Which lines of the data contain the string "Conveyor"? Copy every one of them.
*** Block opens ***
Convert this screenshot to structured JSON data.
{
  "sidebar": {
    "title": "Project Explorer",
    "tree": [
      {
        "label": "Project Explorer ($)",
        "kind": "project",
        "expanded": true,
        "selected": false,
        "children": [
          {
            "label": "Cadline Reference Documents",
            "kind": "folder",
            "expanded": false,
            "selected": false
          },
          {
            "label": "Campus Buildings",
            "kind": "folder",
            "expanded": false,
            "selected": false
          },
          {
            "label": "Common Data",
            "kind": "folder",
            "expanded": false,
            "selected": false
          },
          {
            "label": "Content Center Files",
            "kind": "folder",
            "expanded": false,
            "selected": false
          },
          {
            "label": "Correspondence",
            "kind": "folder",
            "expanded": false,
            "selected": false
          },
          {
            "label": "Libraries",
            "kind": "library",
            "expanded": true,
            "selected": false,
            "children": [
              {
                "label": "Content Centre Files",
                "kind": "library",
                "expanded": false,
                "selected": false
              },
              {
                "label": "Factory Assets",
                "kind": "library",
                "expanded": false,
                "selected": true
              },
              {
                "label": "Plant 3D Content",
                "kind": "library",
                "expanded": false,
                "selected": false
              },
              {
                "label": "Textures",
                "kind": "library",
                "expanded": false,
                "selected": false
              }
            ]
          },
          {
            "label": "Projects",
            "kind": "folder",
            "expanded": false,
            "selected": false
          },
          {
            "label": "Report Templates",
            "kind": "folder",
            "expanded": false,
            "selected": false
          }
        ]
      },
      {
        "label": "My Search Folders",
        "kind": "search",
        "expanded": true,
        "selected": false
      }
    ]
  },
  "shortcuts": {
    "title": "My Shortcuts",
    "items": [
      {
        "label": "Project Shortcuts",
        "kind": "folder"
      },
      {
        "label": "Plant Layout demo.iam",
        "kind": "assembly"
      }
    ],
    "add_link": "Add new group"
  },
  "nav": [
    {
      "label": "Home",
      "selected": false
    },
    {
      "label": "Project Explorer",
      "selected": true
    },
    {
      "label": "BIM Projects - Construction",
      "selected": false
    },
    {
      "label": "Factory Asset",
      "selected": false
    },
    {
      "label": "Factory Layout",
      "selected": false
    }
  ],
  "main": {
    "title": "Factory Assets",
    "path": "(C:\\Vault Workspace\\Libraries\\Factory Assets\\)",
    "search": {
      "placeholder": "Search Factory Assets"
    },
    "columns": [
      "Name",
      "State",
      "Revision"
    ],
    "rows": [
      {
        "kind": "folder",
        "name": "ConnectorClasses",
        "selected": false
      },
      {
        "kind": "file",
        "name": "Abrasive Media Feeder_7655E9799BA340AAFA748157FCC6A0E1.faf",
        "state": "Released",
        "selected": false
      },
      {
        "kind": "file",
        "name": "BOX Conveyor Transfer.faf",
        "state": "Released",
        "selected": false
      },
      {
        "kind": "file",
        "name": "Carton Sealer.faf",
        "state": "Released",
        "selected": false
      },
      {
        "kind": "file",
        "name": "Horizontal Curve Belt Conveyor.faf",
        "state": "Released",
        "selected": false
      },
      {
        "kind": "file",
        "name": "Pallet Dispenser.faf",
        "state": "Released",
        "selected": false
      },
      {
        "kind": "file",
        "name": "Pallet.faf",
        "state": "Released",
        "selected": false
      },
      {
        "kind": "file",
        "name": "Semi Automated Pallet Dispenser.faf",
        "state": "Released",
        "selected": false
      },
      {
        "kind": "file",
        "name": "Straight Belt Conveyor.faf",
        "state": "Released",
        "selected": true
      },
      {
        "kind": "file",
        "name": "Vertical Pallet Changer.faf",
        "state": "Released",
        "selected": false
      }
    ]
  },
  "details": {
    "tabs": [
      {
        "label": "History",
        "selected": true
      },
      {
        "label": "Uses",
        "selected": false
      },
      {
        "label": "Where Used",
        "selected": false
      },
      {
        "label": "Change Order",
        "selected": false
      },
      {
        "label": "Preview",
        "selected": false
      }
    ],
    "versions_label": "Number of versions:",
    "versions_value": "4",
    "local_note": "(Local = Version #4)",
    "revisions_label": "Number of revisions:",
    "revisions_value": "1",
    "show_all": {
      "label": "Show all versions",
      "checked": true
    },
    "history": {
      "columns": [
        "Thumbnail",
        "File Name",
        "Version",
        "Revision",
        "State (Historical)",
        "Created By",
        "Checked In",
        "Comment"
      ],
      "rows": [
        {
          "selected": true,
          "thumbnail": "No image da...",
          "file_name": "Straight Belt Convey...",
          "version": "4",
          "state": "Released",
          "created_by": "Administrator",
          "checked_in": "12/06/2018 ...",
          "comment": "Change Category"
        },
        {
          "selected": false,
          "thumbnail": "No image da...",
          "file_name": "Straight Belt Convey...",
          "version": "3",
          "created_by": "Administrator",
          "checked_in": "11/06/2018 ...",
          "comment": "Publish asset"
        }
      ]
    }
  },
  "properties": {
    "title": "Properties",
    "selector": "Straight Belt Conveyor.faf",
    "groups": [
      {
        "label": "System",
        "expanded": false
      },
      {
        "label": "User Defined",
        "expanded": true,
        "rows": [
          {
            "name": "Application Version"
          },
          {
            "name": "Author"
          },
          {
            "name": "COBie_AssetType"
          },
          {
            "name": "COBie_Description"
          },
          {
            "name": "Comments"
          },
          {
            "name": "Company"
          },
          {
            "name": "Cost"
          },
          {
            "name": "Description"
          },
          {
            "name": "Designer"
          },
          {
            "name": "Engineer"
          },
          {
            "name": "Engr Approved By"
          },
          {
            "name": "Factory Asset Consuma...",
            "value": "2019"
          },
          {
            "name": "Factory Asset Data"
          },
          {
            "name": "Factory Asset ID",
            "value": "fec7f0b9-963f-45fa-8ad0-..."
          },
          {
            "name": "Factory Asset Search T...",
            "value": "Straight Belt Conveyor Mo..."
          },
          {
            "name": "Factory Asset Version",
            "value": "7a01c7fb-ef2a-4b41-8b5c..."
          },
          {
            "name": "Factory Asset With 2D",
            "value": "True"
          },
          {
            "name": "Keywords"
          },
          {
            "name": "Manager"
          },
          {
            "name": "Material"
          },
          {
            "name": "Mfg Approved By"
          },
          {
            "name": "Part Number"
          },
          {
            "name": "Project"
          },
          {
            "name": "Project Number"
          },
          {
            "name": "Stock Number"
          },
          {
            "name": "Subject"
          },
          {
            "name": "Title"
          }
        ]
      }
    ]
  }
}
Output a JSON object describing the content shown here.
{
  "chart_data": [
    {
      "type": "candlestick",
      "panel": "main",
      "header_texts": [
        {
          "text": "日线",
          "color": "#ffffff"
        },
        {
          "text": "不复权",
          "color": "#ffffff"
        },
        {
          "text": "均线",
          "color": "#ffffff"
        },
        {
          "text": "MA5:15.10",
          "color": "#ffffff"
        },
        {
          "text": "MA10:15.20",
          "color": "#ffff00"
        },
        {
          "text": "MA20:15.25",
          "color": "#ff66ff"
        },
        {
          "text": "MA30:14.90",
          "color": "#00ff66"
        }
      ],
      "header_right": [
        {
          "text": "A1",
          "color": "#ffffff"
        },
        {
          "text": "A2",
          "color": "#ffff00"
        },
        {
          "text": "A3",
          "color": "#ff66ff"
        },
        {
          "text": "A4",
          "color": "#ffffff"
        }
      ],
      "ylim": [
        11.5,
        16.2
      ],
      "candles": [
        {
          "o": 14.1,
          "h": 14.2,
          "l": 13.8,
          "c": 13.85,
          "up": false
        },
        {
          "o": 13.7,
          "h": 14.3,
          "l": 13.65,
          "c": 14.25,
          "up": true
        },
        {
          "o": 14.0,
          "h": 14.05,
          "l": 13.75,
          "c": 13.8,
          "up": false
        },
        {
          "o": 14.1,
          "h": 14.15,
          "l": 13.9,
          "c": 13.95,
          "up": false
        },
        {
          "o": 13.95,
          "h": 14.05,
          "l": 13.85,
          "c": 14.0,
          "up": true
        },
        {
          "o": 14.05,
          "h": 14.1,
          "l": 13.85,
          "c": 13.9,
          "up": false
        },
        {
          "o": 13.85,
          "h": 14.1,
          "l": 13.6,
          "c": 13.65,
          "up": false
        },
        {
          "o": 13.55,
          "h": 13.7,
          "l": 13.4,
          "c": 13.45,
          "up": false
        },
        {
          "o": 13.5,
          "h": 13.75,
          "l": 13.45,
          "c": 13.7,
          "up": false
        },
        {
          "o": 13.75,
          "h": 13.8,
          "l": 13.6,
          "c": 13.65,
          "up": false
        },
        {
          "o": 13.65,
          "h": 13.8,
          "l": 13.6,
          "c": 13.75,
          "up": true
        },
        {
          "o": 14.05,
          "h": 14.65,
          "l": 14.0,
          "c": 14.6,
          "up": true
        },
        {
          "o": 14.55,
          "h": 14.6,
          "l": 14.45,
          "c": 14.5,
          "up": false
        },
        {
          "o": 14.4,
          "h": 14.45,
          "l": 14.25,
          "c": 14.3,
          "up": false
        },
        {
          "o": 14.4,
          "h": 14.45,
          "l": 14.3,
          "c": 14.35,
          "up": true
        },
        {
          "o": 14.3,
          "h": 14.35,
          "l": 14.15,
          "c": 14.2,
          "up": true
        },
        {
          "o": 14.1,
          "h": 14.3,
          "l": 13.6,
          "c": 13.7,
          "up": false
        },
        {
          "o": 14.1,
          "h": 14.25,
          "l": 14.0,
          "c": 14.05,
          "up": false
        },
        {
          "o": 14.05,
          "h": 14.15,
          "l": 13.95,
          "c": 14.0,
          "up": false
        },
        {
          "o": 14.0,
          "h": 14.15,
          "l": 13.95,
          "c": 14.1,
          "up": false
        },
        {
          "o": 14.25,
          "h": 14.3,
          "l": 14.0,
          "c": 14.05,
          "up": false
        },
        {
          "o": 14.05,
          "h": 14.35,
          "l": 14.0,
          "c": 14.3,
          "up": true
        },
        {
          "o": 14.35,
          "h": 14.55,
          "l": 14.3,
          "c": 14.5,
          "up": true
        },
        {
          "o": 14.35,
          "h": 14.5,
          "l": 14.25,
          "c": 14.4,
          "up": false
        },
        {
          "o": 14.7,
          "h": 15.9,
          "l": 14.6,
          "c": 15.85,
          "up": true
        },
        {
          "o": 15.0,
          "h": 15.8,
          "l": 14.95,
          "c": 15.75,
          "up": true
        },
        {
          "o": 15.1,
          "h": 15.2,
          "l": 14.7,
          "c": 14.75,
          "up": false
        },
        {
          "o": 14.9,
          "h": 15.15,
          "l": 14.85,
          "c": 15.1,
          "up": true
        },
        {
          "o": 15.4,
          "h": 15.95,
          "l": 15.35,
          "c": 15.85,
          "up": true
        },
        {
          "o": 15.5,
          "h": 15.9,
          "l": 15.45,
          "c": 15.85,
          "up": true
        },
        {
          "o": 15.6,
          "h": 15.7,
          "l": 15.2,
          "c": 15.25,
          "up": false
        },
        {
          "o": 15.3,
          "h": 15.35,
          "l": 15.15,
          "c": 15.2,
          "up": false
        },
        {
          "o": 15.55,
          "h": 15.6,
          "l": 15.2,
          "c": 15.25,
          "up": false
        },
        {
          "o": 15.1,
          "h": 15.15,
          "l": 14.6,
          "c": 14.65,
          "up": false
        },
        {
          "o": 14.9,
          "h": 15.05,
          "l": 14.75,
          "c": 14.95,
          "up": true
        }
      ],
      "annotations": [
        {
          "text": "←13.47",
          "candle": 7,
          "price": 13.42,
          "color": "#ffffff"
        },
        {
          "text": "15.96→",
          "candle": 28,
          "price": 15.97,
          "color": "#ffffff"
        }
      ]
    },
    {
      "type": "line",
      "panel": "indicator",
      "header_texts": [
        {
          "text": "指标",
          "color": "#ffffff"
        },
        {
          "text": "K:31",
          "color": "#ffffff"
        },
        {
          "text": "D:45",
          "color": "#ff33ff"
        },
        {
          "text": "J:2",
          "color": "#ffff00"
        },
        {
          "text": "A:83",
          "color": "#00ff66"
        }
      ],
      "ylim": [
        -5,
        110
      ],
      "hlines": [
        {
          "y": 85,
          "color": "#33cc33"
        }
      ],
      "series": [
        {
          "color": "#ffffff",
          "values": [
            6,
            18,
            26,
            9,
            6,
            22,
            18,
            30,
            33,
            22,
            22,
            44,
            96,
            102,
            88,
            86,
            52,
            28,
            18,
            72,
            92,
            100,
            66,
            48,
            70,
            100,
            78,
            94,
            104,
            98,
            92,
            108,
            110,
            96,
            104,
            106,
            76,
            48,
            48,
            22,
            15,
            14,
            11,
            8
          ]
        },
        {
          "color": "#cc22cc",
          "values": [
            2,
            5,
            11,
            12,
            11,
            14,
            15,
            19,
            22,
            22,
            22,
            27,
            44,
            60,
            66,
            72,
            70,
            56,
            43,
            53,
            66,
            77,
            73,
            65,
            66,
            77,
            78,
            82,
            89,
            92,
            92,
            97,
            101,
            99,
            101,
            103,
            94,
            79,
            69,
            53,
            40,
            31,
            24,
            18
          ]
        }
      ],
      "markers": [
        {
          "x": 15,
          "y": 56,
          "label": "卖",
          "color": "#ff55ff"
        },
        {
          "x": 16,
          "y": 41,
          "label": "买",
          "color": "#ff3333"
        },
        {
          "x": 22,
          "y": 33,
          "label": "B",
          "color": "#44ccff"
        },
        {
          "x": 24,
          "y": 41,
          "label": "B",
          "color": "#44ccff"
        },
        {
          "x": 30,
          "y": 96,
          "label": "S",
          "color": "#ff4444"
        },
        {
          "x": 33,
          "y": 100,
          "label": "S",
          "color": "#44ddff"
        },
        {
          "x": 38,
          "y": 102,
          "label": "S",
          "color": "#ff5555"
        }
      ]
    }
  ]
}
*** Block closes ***
RESPONSE AREA
        "name": "BOX Conveyor Transfer.faf",
        "name": "Horizontal Curve Belt Conveyor.faf",
        "name": "Straight Belt Conveyor.faf",
    "selector": "Straight Belt Conveyor.faf",
            "value": "Straight Belt Conveyor Mo..."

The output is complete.